Michael Lansdell discusses the potential changes that could be made to capital gains tax following the pandemic.
According to data released by HMRC, £9.9bn in capital gains tax (CGT) receipts were raised in in 2019/20.
Back in 2020, the chancellor had asked the Office of Tax Simplification (OTS) to review CGT. We all then looked to the spring budget, expecting an announcement about its future, but aside from freezing the annual exemption at its 2020/21 rate of £12,300, CGT hardly got a look in.
But with annual receipts of nearly £10bn, are changes to CGT ultimately inevitable?
All eyes on October…
After the 2020 Budget, the OTS published its second report into CGT, which looked at “practical, technical and administrative issues”. With another budget due on October 27, 2021, is this going to be when Mr Sunak takes on board the advice from the OTS? This included aligning CGT rates more closely with income tax rates and reducing the annual exemption from £12,300 to somewhere between £2,000 and £4,000.

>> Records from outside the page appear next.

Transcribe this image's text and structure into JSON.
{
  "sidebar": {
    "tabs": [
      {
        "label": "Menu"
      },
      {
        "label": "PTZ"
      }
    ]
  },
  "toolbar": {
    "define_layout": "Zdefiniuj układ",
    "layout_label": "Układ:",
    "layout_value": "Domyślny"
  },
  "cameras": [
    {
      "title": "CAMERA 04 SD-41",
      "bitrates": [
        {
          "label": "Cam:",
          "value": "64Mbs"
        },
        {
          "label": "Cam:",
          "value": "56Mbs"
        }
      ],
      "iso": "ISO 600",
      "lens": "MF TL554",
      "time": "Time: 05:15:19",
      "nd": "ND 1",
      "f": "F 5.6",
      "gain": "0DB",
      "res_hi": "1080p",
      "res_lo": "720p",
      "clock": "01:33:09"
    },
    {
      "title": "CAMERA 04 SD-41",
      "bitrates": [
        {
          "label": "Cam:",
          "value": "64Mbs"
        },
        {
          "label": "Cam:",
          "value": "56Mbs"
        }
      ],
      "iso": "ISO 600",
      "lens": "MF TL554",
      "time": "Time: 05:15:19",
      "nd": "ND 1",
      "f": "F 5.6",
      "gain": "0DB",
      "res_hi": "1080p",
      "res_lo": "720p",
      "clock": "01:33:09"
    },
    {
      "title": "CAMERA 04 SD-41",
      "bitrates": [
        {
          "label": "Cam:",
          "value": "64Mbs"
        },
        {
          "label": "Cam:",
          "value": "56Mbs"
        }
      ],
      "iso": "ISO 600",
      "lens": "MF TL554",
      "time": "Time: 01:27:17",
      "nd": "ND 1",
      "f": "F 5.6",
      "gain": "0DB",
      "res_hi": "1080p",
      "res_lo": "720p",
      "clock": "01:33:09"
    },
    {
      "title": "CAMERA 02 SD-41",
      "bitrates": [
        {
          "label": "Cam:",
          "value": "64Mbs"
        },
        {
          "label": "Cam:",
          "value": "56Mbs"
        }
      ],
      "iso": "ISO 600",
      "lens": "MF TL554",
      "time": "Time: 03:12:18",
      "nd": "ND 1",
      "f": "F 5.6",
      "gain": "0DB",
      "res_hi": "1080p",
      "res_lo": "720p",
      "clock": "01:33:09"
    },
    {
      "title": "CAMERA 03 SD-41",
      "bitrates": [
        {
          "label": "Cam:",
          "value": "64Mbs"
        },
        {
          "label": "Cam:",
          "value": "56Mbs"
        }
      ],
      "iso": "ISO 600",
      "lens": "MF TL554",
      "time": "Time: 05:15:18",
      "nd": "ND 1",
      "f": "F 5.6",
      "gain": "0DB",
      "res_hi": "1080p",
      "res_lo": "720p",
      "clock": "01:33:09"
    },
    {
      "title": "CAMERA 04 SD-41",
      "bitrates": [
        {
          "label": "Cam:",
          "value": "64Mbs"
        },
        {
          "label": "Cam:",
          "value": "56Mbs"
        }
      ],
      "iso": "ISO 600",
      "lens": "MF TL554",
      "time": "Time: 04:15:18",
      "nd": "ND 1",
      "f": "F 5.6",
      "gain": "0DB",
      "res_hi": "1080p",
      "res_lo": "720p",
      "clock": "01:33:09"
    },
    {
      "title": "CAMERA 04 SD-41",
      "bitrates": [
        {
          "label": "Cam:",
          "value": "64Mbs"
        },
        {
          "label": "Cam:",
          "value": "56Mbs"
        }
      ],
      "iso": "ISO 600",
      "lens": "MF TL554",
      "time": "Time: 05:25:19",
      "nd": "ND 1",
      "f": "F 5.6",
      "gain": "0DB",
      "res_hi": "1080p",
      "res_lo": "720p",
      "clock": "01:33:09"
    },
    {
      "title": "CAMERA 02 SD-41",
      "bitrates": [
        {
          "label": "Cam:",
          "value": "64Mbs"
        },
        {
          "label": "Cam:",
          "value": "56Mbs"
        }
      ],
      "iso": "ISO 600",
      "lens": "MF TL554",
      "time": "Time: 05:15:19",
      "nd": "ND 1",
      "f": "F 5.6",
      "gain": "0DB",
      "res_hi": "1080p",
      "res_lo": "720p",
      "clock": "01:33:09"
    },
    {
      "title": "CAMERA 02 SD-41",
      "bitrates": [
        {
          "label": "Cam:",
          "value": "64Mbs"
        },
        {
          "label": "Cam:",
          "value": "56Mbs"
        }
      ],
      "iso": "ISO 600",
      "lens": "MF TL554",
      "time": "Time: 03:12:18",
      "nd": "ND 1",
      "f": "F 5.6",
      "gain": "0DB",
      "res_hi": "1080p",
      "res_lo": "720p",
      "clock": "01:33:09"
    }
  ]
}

The top tax rate, limited to residential property and carried interest, currently sits at 28 per cent; other assets have 20 per cent liability. According to the OTS’ report, if CGT and income tax rates were aligned, this could raise the Exchequer an extra £14 billion (in theory, of course).
So, now could be the time to review any unrealised capital gains with your accountant, before any announcements about the future of CGT, which could come as soon as budget day later this month. When the OTS was asked to look into CGT, the instruction was to look at the “taxation of the chargeable gains in relation to individuals and smaller businesses”. In other words, any changes could very well impact on you!
Explore your options now, to be in the best position if and when the time comes to make a disposal. At Figurit, we are chartered accountants who are experts at tax planning, so get in touch without delay.
For more information call Figurit (formerly known as Lansdell & Rose) on 020 7376 933.